The Day the Earth Did Not Stand Still.

Oct 16, 2013 by

It was around 8:15 AM. I was on my computer chatting with a prospect sponsor for an event I’m organizing when suddenly I felt dizzy. I looked around the room and I saw the glass half-filled with water creating weird ripples like the one in Jurassic Park movie. I froze. The shaking started a bit lazy and I was hoping it was going to stop quickly. But it got stronger. Then the electricity went out. I stood up and reached for the door. I heard a crashing sound coming form the shelf and saw the porcelain nativity falling off. I went out of the room. I could hear people from the road screaming. The house produced a creaking sound like a massive boulder being dragged by an invisible force. The shaking continued and it got even stronger. I was frozen, trying to think whether the shaking would get worse. I saw the coconut trees wobbling like limp lifeless plants. The hanging things in the house were all moving about, in hysteria, a scene straight out of a movie.
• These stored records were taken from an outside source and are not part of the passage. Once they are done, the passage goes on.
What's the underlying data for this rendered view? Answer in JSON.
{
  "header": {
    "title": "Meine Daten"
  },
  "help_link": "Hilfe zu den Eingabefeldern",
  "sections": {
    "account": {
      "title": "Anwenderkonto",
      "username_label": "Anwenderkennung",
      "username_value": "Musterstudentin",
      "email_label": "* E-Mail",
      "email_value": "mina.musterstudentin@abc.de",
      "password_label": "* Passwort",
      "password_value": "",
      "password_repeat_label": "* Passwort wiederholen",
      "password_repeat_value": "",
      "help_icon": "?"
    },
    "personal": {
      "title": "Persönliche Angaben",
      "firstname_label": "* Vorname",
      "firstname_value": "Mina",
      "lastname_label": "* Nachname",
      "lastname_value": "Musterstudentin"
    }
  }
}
After about a minute, the shaking weakened. People were out on the street in odd clothing, hugging themselves as if it was the safest thing to do. I heaved a sigh when I realized the shaking has come to a temporary halt. The pond in the garden as seen from the window was spilling over on both sides, like a basin held off-balance. My next thought was: will there be strong aftershocks? No one knows. As far as that moment was concerned, we were all safe. Thank God. I was trying to catch my breath and spoke to the household. Everyone uttered the same thing: “Grabe. Kululbaan.”

Aftershocks went on until late afternoon. News broke like wildfire both on traditional and social media platforms. Real-time updates about the hard-hit Bohol & Cebu Provinces shocked the country and the world. There was massive destruction in infrastructures while casualties rose to more than a hundred. The most painful aftermath of the earthquake is the irreparable destruction of several heritage sites in Bohol and Cebu. I assume you have all seen the photos and footages by this time. Netizens have poured out their grief towards the collapsed structures as if several friends have died. It is inevitable, especially for Filipinos like us who regard churches not only for its historical value but because of the role it plays in our dominantly Catholic formation and consciousness. The damage is irreparable. And just like the past natural calamities, it spares nothing and no one. This is the way the world is. It behaves the way it knows how and we are powerless in going against it.

I have posted on my facebook page:

“I really hope the authorities won’t re-create the structures destroyed by the earthquake. As in other ruins everywhere in the world, what remains, remains. And that’s it. If they wish to continue using the edifice, they can probably design an interior protection that will not tamper with the original materials composition of the structure. The destruction was an act of nature/God. Nothing could have stopped it from happening, but we can celebrate its past grandeur by allowing the future generations see the ruins as it is.”

We all know this won’t be the last time an earthquake will happen. We can only pray that the next time it comes it wouldn’t be worse. And yes, let’s not forget making sure our homes are strong enough to stand a shaking ground.

God bless everyone.

The Chocolate Hills collapsed due to the earthquake that hit Bohol. Photo courtesy of Robert Michael Poole via Twitter

The Chocolate Hills collapsed due to the earthquake that hit Bohol. Photo courtesy of Robert Michael Poole via Twitter

 PHOTO by @summerxlove24: Damaged Sto. Niño Church

PHOTO by @summerxlove24: Damaged Sto. Niño Church

Director Sid Maderazo posted this photo on Instagram and said: "Was biking when the earthquake hit Bohol. Baclayon church was heavily damaged."

Director Sid Maderazo posted this photo on Instagram and said: “Was biking when the earthquake hit Bohol. Baclayon church was heavily damaged.”

Front of Loboc Church after collapse. Photo courtesy of Robert Michael Poole

Front of Loboc Church after collapse. Photo courtesy of Robert Michael Poole

 

 

 

Leave a Reply

Your email address will not be published. Required fields are marked *

You may use these HTML tags and attributes: <a href="" title=""> <abbr title=""> <acronym title=""> <b> <blockquote cite=""> <cite> <code> <del datetime=""> <em> <i> <q cite=""> <strike> <strong>